◆ **YOUR TASK**:
Pull out every line in the data that has the string "true" in it.

START PROVIDED RECORDS

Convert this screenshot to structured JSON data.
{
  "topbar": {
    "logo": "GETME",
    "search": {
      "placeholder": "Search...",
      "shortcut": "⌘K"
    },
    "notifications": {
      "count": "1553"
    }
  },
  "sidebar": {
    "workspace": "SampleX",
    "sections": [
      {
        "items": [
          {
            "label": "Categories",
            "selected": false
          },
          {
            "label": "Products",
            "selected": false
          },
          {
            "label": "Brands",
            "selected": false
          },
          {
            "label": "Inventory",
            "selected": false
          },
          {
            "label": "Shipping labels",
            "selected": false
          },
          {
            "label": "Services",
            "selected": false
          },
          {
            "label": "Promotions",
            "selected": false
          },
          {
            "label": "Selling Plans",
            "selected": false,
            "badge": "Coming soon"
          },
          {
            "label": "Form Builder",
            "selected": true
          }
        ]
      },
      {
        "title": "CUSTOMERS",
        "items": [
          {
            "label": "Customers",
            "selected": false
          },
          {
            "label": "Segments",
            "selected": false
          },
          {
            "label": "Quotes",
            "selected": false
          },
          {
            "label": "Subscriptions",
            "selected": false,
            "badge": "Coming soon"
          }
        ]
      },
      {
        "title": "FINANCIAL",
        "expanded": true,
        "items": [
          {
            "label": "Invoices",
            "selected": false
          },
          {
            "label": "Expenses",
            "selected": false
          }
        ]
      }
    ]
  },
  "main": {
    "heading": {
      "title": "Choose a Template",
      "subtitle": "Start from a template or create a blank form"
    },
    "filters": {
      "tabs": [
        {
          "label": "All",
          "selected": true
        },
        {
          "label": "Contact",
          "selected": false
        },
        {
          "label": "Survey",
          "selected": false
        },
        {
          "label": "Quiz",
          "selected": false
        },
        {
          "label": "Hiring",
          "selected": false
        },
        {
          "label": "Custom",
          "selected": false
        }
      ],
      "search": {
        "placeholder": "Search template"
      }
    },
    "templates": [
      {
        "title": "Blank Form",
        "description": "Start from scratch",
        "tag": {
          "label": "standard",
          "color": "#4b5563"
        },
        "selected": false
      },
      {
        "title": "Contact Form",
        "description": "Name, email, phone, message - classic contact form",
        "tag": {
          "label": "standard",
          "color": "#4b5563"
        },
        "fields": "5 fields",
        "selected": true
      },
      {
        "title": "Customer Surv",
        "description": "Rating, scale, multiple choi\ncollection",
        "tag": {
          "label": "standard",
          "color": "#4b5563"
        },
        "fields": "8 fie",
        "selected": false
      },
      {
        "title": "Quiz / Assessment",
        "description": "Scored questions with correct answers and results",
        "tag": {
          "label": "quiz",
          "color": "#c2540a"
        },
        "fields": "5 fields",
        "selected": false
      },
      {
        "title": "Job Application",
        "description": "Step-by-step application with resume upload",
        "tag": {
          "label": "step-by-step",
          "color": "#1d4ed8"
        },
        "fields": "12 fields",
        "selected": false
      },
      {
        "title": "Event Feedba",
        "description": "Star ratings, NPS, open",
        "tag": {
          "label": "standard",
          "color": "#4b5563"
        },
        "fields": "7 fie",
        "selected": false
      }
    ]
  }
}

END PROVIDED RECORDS

◆ **ANSWER SPACE**:
            "selected": true
        "expanded": true,
          "selected": true
        "selected": true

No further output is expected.